Following an investigation by the Australian Competition and Consumer Commission (ACCC) into customer complaints against Holden, the carmaker has re-addressed its obligations to consumer guarantees.
As such, all Holden new vehicles will come with an industry-first 60-day guarantee, which offers buyers a repair, replacement or refund of their car if a fault makes it undriveable during its first two months.
Reinforced by a commitment to out-of-warranty support, the guarantee is in addition to traditional warranty obligations.
The ACCC has also urged other car companies to make sure their Australian consumer law compliance programs are satisfactory, as unlawful conduct will be met with action from the government body.
During the past year, the ACCC launched federal court actions against Volkswagen, Audi and Ford over various compliance issues, while its imminent report on car retailing is set to reveal wider problems in the industry.
According to Holden, it had already begun reforming its processes ahead of any ACCC involvement.
Several changes to the brand's consumer policies and commitments are highlighted by the new 60-day guarantee, which Holden describes as “positive, proactive steps to improve every aspect of customer service and warranty work".
Having admitted to the ACCC that its conduct over complaints about a manufacturing defect possibly violated Australian consumer law, Holden moved towards the court-enforceable undertaking.
ACCC chairman Rod Sims said Holden conceded it misled some consumers about which party decided whether a vehicle owner would be offered a repair, replacement or refund of a car with a manufacturing defect, and that any solution was an act of goodwill.
"Holden also accepted that some consumers were told that a remedy would not be provided because the vehicle had not been serviced by a Holden dealer or with sufficient regularity, or as the vehicle was purchased second-hand," he said.
"The Australian consumer law includes consumer guarantees that provide remedies for major and minor faults in motor vehicles.
"The consumer guarantees operate separately to the manufacturer's warranty, and cannot be modified to require consumers to have their vehicles serviced by authorised dealers in order to obtain a remedy."
According to an ACCC statement, Holden has consented to rectify its consumer protection measures, including: revising its internal training and dealer policies/procedures; using an external reviewer to look at complaints since January 2016 and provide a solution to customers when necessary; and creating an information service so consumers can obtain information about any problems with a car by simply providing its Vehicle Identification Number (VIN).

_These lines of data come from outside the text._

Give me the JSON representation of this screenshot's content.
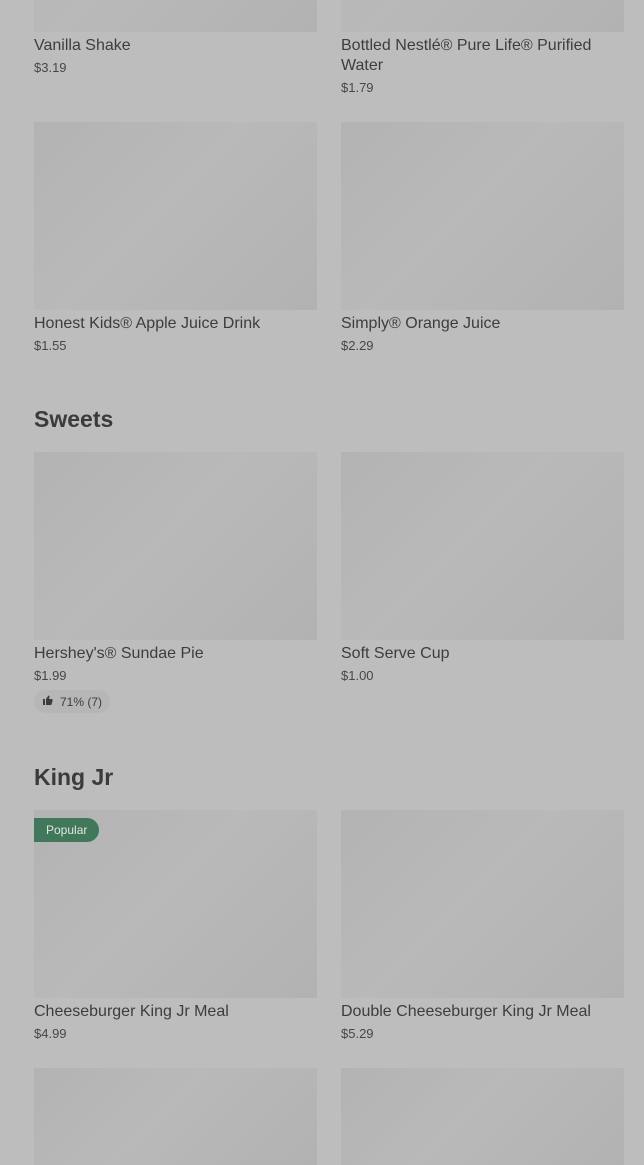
{
  "items": [
    {
      "name": "Vanilla Shake",
      "price": "$3.19"
    },
    {
      "name": "Bottled Nestlé® Pure Life® Purified Water",
      "price": "$1.79"
    },
    {
      "name": "Honest Kids® Apple Juice Drink",
      "price": "$1.55"
    },
    {
      "name": "Simply® Orange Juice",
      "price": "$2.29"
    }
  ],
  "sections": {
    "sweets": {
      "title": "Sweets",
      "items": [
        {
          "name": "Hershey's® Sundae Pie",
          "price": "$1.99",
          "rating": "71% (7)"
        },
        {
          "name": "Soft Serve Cup",
          "price": "$1.00"
        }
      ]
    },
    "king_jr": {
      "title": "King Jr",
      "items": [
        {
          "name": "Cheeseburger King Jr Meal",
          "price": "$4.99",
          "badge": "Popular"
        },
        {
          "name": "Double Cheeseburger King Jr Meal",
          "price": "$5.29"
        }
      ]
    }
  },
  "colors": {
    "background": "#bdbdbd",
    "image_placeholder": "#b5b5b5",
    "popular_badge": "#41775a"
  }
}
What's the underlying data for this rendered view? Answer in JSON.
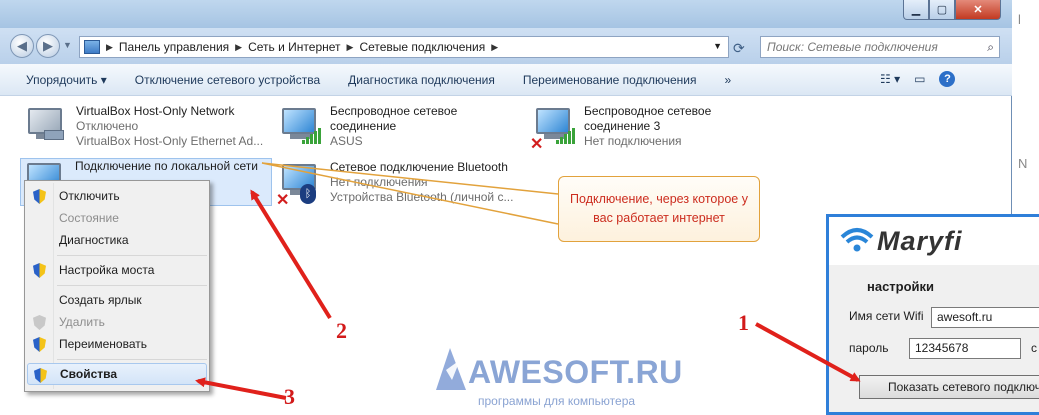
{
  "window": {
    "controls": {
      "minimize": "▁",
      "maximize": "▢",
      "close": "✕"
    },
    "side_letters": [
      "l",
      "N"
    ]
  },
  "address": {
    "breadcrumbs": [
      "Панель управления",
      "Сеть и Интернет",
      "Сетевые подключения"
    ],
    "search_placeholder": "Поиск: Сетевые подключения"
  },
  "toolbar": {
    "items": [
      "Упорядочить ▾",
      "Отключение сетевого устройства",
      "Диагностика подключения",
      "Переименование подключения",
      "»"
    ]
  },
  "connections": [
    {
      "name": "VirtualBox Host-Only Network",
      "status": "Отключено",
      "device": "VirtualBox Host-Only Ethernet Ad..."
    },
    {
      "name": "Беспроводное сетевое соединение",
      "status": "ASUS",
      "device": ""
    },
    {
      "name": "Беспроводное сетевое соединение 3",
      "status": "Нет подключения",
      "device": ""
    },
    {
      "name": "Подключение по локальной сети",
      "status": "",
      "device": ""
    },
    {
      "name": "Сетевое подключение Bluetooth",
      "status": "Нет подключения",
      "device": "Устройства Bluetooth (личной с..."
    }
  ],
  "context_menu": {
    "items": [
      "Отключить",
      "Состояние",
      "Диагностика",
      "Настройка моста",
      "Создать ярлык",
      "Удалить",
      "Переименовать",
      "Свойства"
    ]
  },
  "callout": {
    "text": "Подключение, через которое у вас работает интернет"
  },
  "maryfi": {
    "brand": "Maryfi",
    "section_title": "настройки",
    "ssid_label": "Имя сети Wifi",
    "ssid_value": "awesoft.ru",
    "password_label": "пароль",
    "password_value": "12345678",
    "extra_char": "c",
    "button_label": "Показать сетевого подключе..."
  },
  "watermark": {
    "title": "AWESOFT.RU",
    "subtitle": "программы для компьютера"
  },
  "annotations": {
    "one": "1",
    "two": "2",
    "three": "3"
  },
  "colors": {
    "arrow": "#e0211b",
    "callout_border": "#e2a23c",
    "maryfi_border": "#2f7fd9"
  }
}
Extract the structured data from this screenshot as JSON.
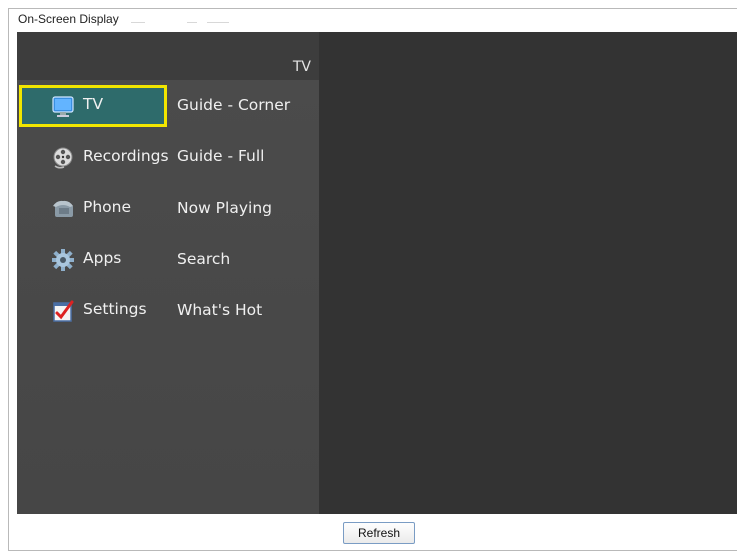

Customers have always been at the heart of Holden, but we do recognise there has been the occasional situation in the past where we could have done better, so we have been proactive in reviewing how we respond to customer issues.
Mr Sims said Holden's proposed undertaking went beyond achieving compliance with current consumer guarantee obligations, as it also committed to measures that mirror suggested alterations to the law.
"These are great commitments that will have a significant and positive impact for consumers," he said.
Holden customer experience executive director Peter Jamieson said the new 60-day guarantee backed up the company's dedication to its customers.
"Our dealer teams and the teams supporting our dealers want every customer to get the most out of their Holden vehicle," he said. "Our 60-day policy says to our customers and dealers – we stand behind our products.
"Customers have always been at the heart of Holden, but we do recognise there has been the occasional situation in the past where we could have done better, so we have been proactive in reviewing how we respond to customer issues."